A little history lesson, the foundation of why people flocked here, why this was the creative hub, the birthplace of hip hop, the center of it all. On the brink of destruction, you were free to take risks, try something new. Be yourself.

They said it:
“Most people thought that New York City’s great days were over. My attitude was fuck ‘em.”   - Mayor Ed Koch

“New York City was a great place to be if you wanted to be wild and promiscuous.”  - Porn Goddess Annie Sprinkle

“The Bronx wasn’t burning. The Bronx was burnt.” DJ Hollywood

Full film here:  NY77 The Coolest Year in Hell

The city had fallen into decay, with too few jobs, money, police, schools, and social services. There was a city wide blackout with major looting, a serial killer on the loose, and the Bronx was burning. And yet out of the chaos emerged one of the most creative times any city has ever encountered.

The documentary weaves together the stories of the emergence of hip hop, punk and disco, graffiti art, and sexual liberation…and social issues of the day – crime, urban decay, financial woes, the infamous blackout, drugs, Son of Sam, the bitter mayoral election and the overall poverty that gripped the city.

Out of chaos came creation. From the South Bronx - hip hop. From the Lower East Side - the thrashing guitars of punk. And all over the city, a disco revolution was underway. Elaborate graffiti decorated the subway cars and break-dancers shimmied in the streets. The sexual revolution was in full swing. In January 1977, most of this existed in its own underground bubble. Yet by the end of the year this artistic expression was on its way to mainstream America.

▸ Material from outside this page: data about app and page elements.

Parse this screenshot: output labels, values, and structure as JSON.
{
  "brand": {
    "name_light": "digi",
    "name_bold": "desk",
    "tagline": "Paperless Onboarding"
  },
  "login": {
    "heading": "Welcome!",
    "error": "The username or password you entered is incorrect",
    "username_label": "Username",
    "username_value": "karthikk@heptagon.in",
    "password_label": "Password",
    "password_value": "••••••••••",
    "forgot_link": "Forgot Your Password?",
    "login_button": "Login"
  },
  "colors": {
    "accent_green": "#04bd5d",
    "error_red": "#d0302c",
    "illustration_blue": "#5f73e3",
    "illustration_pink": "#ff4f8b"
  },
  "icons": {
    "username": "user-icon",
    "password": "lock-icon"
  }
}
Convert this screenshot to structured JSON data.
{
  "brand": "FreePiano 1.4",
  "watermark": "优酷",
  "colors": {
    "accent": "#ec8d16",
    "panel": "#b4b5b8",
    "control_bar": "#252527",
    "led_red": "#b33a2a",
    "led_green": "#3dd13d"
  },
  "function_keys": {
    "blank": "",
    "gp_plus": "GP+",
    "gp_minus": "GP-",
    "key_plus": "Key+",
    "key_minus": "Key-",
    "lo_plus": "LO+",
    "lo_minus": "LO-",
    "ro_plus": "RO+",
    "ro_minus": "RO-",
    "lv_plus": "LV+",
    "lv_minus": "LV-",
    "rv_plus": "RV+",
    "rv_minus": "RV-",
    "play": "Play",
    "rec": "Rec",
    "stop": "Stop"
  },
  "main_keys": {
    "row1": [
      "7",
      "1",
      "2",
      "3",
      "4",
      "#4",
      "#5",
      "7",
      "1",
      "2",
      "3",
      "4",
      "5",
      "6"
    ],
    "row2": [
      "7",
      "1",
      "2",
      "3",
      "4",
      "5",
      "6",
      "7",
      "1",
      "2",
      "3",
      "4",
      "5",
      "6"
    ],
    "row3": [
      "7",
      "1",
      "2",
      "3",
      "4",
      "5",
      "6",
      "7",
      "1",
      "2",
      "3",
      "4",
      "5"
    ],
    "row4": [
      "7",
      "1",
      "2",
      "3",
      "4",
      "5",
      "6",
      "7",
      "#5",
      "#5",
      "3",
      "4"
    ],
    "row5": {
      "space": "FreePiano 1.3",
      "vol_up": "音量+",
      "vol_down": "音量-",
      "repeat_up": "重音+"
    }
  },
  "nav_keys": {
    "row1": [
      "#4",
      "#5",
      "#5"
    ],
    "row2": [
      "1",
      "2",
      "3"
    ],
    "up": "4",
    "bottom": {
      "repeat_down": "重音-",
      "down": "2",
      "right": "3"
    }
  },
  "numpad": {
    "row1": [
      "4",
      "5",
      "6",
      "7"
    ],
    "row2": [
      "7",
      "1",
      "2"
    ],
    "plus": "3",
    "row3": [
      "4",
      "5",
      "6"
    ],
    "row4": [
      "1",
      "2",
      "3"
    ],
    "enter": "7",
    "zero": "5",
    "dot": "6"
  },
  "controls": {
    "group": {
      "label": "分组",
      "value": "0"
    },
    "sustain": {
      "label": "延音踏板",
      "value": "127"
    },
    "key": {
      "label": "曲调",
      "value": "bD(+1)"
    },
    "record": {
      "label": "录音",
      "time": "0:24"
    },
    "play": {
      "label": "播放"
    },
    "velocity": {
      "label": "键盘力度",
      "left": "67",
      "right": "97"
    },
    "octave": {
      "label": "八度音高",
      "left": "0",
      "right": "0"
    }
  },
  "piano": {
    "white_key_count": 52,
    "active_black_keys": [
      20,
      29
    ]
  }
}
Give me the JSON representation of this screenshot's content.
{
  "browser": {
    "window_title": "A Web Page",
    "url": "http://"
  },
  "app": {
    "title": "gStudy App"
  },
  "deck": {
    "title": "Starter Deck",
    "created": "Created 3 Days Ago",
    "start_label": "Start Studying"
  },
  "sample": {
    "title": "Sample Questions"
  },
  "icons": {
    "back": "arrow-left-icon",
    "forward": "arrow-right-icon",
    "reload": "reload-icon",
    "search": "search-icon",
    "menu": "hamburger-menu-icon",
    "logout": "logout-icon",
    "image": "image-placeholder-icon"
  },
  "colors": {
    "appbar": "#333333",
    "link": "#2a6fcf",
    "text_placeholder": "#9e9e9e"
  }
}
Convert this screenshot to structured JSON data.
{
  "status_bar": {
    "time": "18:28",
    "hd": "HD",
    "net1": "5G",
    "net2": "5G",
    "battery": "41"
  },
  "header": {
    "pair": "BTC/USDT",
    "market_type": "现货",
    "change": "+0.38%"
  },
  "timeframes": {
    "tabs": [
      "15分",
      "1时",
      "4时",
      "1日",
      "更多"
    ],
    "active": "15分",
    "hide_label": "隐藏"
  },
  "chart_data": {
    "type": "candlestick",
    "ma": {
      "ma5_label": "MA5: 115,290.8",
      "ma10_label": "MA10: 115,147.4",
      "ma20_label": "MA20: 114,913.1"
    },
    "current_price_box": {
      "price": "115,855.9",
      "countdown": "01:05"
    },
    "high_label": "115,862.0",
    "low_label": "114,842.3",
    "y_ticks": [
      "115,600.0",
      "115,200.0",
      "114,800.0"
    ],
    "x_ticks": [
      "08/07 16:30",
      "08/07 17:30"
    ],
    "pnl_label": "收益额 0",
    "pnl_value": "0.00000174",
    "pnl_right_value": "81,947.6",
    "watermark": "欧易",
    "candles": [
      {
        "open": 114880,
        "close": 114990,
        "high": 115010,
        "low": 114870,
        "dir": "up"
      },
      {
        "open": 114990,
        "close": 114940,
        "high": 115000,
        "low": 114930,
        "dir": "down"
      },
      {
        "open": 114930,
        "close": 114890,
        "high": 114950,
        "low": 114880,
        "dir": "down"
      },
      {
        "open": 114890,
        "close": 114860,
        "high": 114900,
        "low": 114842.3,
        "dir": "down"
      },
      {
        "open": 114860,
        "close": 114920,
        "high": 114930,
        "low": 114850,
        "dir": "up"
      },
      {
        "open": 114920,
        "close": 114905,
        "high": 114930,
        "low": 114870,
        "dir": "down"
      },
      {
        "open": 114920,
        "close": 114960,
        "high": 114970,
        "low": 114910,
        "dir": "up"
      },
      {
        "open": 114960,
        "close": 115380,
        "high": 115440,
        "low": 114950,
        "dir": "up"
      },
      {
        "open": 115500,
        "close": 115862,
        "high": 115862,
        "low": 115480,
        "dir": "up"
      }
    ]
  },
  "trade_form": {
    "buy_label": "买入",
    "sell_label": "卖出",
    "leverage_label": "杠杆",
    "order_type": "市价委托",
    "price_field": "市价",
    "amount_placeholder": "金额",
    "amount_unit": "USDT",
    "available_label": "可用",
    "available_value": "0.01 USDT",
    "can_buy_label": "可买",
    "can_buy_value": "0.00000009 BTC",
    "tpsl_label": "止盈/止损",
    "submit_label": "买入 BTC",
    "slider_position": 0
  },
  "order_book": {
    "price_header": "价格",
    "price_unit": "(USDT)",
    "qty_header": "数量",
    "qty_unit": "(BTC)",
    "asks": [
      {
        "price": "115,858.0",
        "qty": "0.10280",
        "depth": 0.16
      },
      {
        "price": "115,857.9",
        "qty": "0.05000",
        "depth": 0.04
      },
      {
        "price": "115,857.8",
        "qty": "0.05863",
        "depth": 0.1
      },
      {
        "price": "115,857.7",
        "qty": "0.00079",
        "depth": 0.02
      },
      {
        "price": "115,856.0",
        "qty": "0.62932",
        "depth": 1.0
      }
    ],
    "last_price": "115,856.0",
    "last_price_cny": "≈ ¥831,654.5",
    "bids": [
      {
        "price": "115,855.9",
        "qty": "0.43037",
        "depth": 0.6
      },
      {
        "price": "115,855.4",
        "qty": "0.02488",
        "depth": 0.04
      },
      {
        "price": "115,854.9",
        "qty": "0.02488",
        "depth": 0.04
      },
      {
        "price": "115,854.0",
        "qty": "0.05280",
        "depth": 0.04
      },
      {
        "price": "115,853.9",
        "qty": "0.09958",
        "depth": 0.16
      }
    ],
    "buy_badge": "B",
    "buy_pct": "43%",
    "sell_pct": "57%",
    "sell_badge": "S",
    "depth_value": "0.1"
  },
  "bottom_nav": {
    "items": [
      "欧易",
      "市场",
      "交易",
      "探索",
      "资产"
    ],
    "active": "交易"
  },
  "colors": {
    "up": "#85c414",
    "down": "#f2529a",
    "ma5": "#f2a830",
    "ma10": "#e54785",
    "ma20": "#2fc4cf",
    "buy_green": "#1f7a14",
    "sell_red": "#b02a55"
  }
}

Interviews with Ed Koch, Geraldo Rivera, Jimmy Breslin, Gloria Gaynor, Afrika Bambaataa, Chris Stein (Blondie), Richard Hell, KRS-One, Grandmaster Caz, DJ Disco Wiz, Legs McNeil, Annie Sprinkle, Al Goldstein, Tommy Ramone, Jellybean Benitez, Lee Quinones, and more. 

 - imdb synopsis